YOUR GOAL >> Nothing in the entries below may be altered; print them as they stand.

------------------------------

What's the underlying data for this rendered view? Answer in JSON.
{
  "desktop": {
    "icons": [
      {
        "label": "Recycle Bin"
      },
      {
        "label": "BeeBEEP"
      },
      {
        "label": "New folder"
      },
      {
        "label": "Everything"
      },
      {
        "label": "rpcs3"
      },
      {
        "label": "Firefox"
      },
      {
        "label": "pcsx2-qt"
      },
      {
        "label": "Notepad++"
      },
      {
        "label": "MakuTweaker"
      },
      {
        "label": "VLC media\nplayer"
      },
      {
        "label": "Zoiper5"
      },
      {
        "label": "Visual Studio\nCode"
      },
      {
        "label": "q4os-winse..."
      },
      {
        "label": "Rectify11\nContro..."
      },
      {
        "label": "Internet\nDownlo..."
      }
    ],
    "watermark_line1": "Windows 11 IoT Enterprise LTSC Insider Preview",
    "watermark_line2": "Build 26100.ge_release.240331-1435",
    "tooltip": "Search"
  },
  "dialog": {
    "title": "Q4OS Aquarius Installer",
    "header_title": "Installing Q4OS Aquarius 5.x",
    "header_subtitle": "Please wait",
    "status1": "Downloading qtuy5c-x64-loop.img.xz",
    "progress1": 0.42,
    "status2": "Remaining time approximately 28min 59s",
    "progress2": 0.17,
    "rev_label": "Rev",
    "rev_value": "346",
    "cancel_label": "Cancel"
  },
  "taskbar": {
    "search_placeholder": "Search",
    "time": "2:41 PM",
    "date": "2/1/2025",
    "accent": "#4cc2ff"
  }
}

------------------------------

EXERCISE OUTPUT >>
What's the underlying data for this rendered view? Answer in JSON.
{
  "desktop": {
    "icons": [
      {
        "label": "Recycle Bin"
      },
      {
        "label": "BeeBEEP"
      },
      {
        "label": "New folder"
      },
      {
        "label": "Everything"
      },
      {
        "label": "rpcs3"
      },
      {
        "label": "Firefox"
      },
      {
        "label": "pcsx2-qt"
      },
      {
        "label": "Notepad++"
      },
      {
        "label": "MakuTweaker"
      },
      {
        "label": "VLC media\nplayer"
      },
      {
        "label": "Zoiper5"
      },
      {
        "label": "Visual Studio\nCode"
      },
      {
        "label": "q4os-winse..."
      },
      {
        "label": "Rectify11\nContro..."
      },
      {
        "label": "Internet\nDownlo..."
      }
    ],
    "watermark_line1": "Windows 11 IoT Enterprise LTSC Insider Preview",
    "watermark_line2": "Build 26100.ge_release.240331-1435",
    "tooltip": "Search"
  },
  "dialog": {
    "title": "Q4OS Aquarius Installer",
    "header_title": "Installing Q4OS Aquarius 5.x",
    "header_subtitle": "Please wait",
    "status1": "Downloading qtuy5c-x64-loop.img.xz",
    "progress1": 0.42,
    "status2": "Remaining time approximately 28min 59s",
    "progress2": 0.17,
    "rev_label": "Rev",
    "rev_value": "346",
    "cancel_label": "Cancel"
  },
  "taskbar": {
    "search_placeholder": "Search",
    "time": "2:41 PM",
    "date": "2/1/2025",
    "accent": "#4cc2ff"
  }
}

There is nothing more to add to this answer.